Whatever happened to interdependence?

With the Conservatives back in charge of foreign policy, there is as you might expect a lot of talk about ‘The National Interest’ resuming its proper place at the heart of foreign policy. As this trend has gathered pace, so people with a more, shall we say, cosmopolitan worldview have started countering that foreign policy should be about something bigger than that.  

But what, exactly?

In a post responding to David and my Chatham House report on UK foreign policy, Oxfam’s Duncan Green expressed a worry that our argument appealed too much to the new mood of the national interest. What we’d missed, he argued, was the sense of moral purpose that can energise support for development.

We should appeal to hearts as well as heads. Otherwise we risk giving up one of our strongest cards – moral suasion. The reason why the new government has gone out on a limb in pledging to increase aid despite the fiscal meltdown is surely not just about crude self-interest, but at least partly springs from a desire to do the right thing. To, dare I say it, change the world.

ODI’s Simon Maxwell made a similar point in an email to me, arguing that

Your ‘case for foreign policy’ is at first sight defensive and UK-centric i.e. only about defending UK interests. Where is your moral commitment to the MDGs or global stewardship of the world’s people and resources?

Fair questions – not least since much of my own take on development and foreign policy is based on what I consider moral. When people ask me ‘why we’re funding hospitals in Malawi when we’re closing them down at home’, part of me is stunned that the question should even need to be asked – given that in Malawi 5.5% of mothers die in childbirth, as compared to 0.01% here. 

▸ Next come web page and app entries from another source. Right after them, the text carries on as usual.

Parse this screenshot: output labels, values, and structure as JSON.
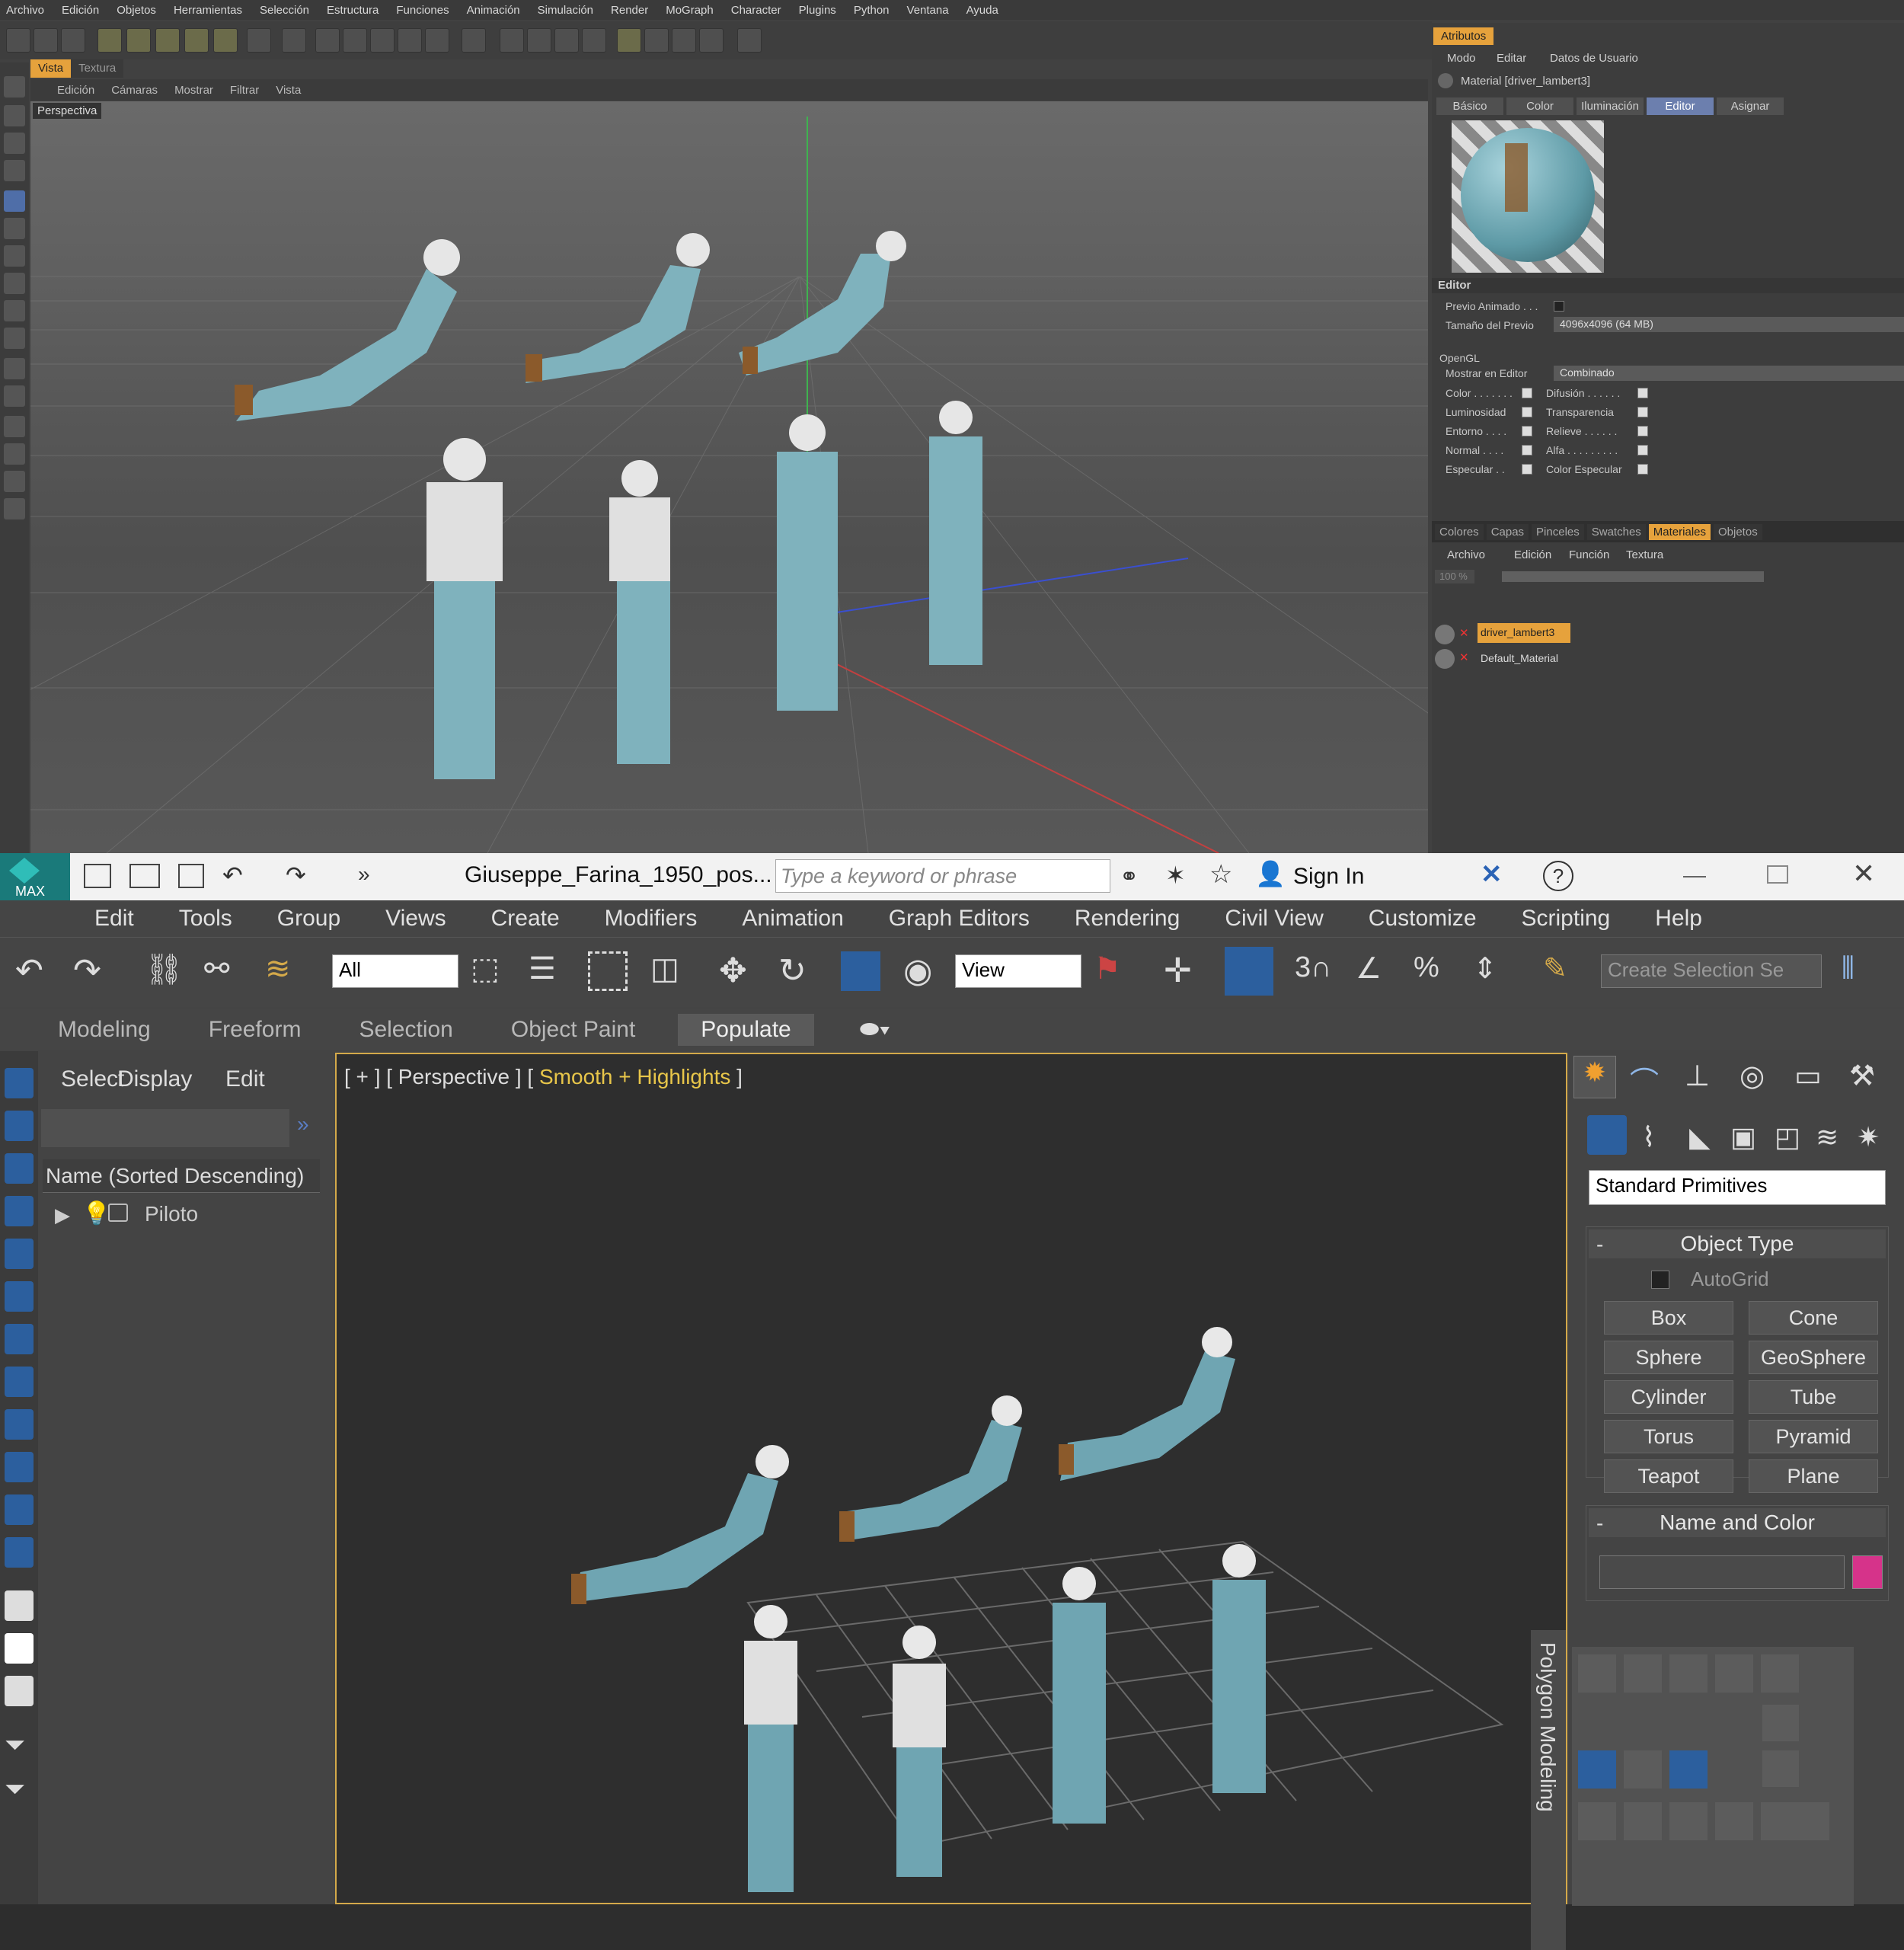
{
  "c4d": {
    "menu": [
      "Archivo",
      "Edición",
      "Objetos",
      "Herramientas",
      "Selección",
      "Estructura",
      "Funciones",
      "Animación",
      "Simulación",
      "Render",
      "MoGraph",
      "Character",
      "Plugins",
      "Python",
      "Ventana",
      "Ayuda"
    ],
    "view_tabs": {
      "vista": "Vista",
      "textura": "Textura"
    },
    "view_menu": [
      "Edición",
      "Cámaras",
      "Mostrar",
      "Filtrar",
      "Vista"
    ],
    "viewport_label": "Perspectiva",
    "attributes": {
      "tab": "Atributos",
      "menu": [
        "Modo",
        "Editar",
        "Datos de Usuario"
      ],
      "material_title": "Material [driver_lambert3]",
      "subtabs": [
        "Básico",
        "Color",
        "Iluminación",
        "Editor",
        "Asignar"
      ],
      "active_subtab": "Editor",
      "section": "Editor",
      "previo_animado": "Previo Animado . . .",
      "tamano_previo_label": "Tamaño del Previo",
      "tamano_previo_value": "4096x4096 (64 MB)",
      "opengl": "OpenGL",
      "mostrar_label": "Mostrar en Editor",
      "mostrar_value": "Combinado",
      "channels_left": [
        "Color . . . . . . .",
        "Luminosidad",
        "Entorno . . . .",
        "Normal . . . .",
        "Especular . ."
      ],
      "channels_right": [
        "Difusión . . . . . .",
        "Transparencia",
        "Relieve . . . . . .",
        "Alfa . . . . . . . . .",
        "Color Especular"
      ]
    },
    "materials_panel": {
      "tabs": [
        "Colores",
        "Capas",
        "Pinceles",
        "Swatches",
        "Materiales",
        "Objetos"
      ],
      "active_tab": "Materiales",
      "menu": [
        "Archivo",
        "Edición",
        "Función",
        "Textura"
      ],
      "zoom": "100 %",
      "items": [
        "driver_lambert3",
        "Default_Material"
      ]
    }
  },
  "max": {
    "logo": "MAX",
    "file_title": "Giuseppe_Farina_1950_pos...",
    "search_placeholder": "Type a keyword or phrase",
    "sign_in": "Sign In",
    "menu": [
      "Edit",
      "Tools",
      "Group",
      "Views",
      "Create",
      "Modifiers",
      "Animation",
      "Graph Editors",
      "Rendering",
      "Civil View",
      "Customize",
      "Scripting",
      "Help"
    ],
    "selection_filter": "All",
    "ref_coord": "View",
    "selection_set_placeholder": "Create Selection Se",
    "ribbon_tabs": [
      "Modeling",
      "Freeform",
      "Selection",
      "Object Paint",
      "Populate"
    ],
    "active_ribbon_tab": "Populate",
    "explorer": {
      "menu": [
        "Select",
        "Display",
        "Edit"
      ],
      "column_header": "Name (Sorted Descending)",
      "item": "Piloto"
    },
    "viewport_label_a": "[ + ] [ Perspective ] [ ",
    "viewport_label_b": "Smooth + Highlights",
    "viewport_label_c": " ]",
    "command_panel": {
      "category": "Standard Primitives",
      "object_type_title": "Object Type",
      "autogrid": "AutoGrid",
      "buttons": [
        "Box",
        "Cone",
        "Sphere",
        "GeoSphere",
        "Cylinder",
        "Tube",
        "Torus",
        "Pyramid",
        "Teapot",
        "Plane"
      ],
      "name_color_title": "Name and Color",
      "color": "#d6338a"
    },
    "polygon_modeling": "Polygon Modeling"
  },
  "colors": {
    "accent_c4d": "#e6a23c",
    "accent_max": "#d4a94a",
    "suit": "#7fb2bd",
    "glove": "#8b5a2b"
  }
}
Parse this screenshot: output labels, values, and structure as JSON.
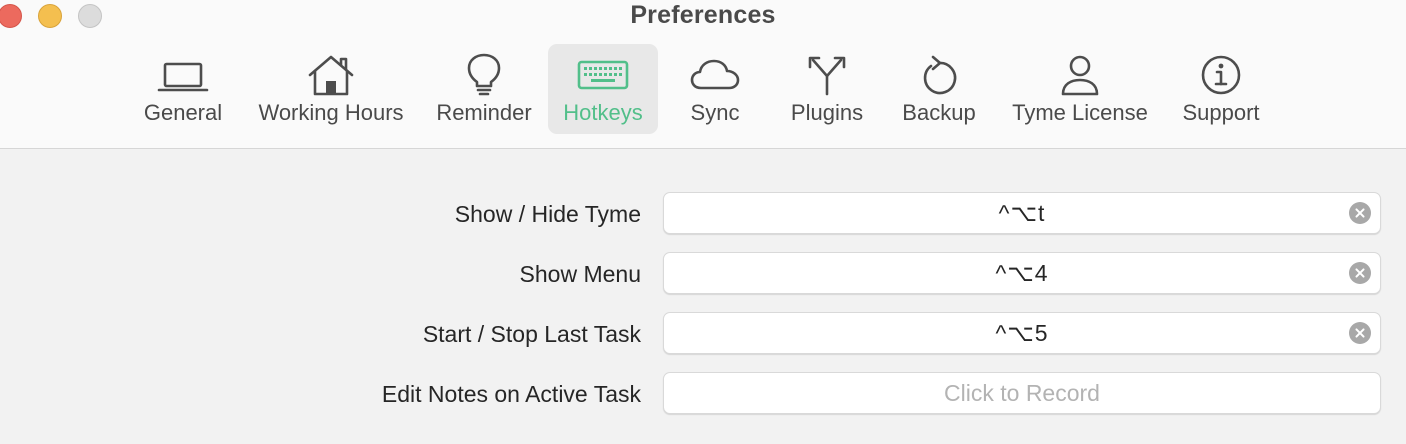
{
  "window": {
    "title": "Preferences"
  },
  "toolbar": {
    "tabs": [
      {
        "id": "general",
        "label": "General",
        "icon": "laptop-icon",
        "selected": false
      },
      {
        "id": "working-hours",
        "label": "Working Hours",
        "icon": "house-icon",
        "selected": false
      },
      {
        "id": "reminder",
        "label": "Reminder",
        "icon": "lightbulb-icon",
        "selected": false
      },
      {
        "id": "hotkeys",
        "label": "Hotkeys",
        "icon": "keyboard-icon",
        "selected": true
      },
      {
        "id": "sync",
        "label": "Sync",
        "icon": "cloud-icon",
        "selected": false
      },
      {
        "id": "plugins",
        "label": "Plugins",
        "icon": "fork-arrows-icon",
        "selected": false
      },
      {
        "id": "backup",
        "label": "Backup",
        "icon": "restore-arrow-icon",
        "selected": false
      },
      {
        "id": "tyme-license",
        "label": "Tyme License",
        "icon": "person-icon",
        "selected": false
      },
      {
        "id": "support",
        "label": "Support",
        "icon": "info-icon",
        "selected": false
      }
    ],
    "accent_color": "#52bf8a"
  },
  "hotkeys": [
    {
      "label": "Show / Hide Tyme",
      "value": "^⌥t",
      "placeholder": "",
      "has_clear": true
    },
    {
      "label": "Show Menu",
      "value": "^⌥4",
      "placeholder": "",
      "has_clear": true
    },
    {
      "label": "Start / Stop Last Task",
      "value": "^⌥5",
      "placeholder": "",
      "has_clear": true
    },
    {
      "label": "Edit Notes on Active Task",
      "value": "",
      "placeholder": "Click to Record",
      "has_clear": false
    }
  ]
}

But at the same time, the lobbyist in me is hesitant about using morally based arguments. I always have the hunch that anyone who finds them persuasive is already, well, persuaded – and hence that they’re of limited use in enlarging the progressive foreign policy tent. Politically, the idea of an ‘ethical foreign policy’ is still seen as having been an albatross around Robin Cook’s neck at the Foreign Office. And above all, I worry that proponents of the national interest find it easy to paint moral advocates as starry-eyed, particularly given the wider backlash against aid.

But what intrigued me about Duncan and Simon’s responses is that neither of them mentioned an idea that we used to hear a lot about in discussions like these – interdependence.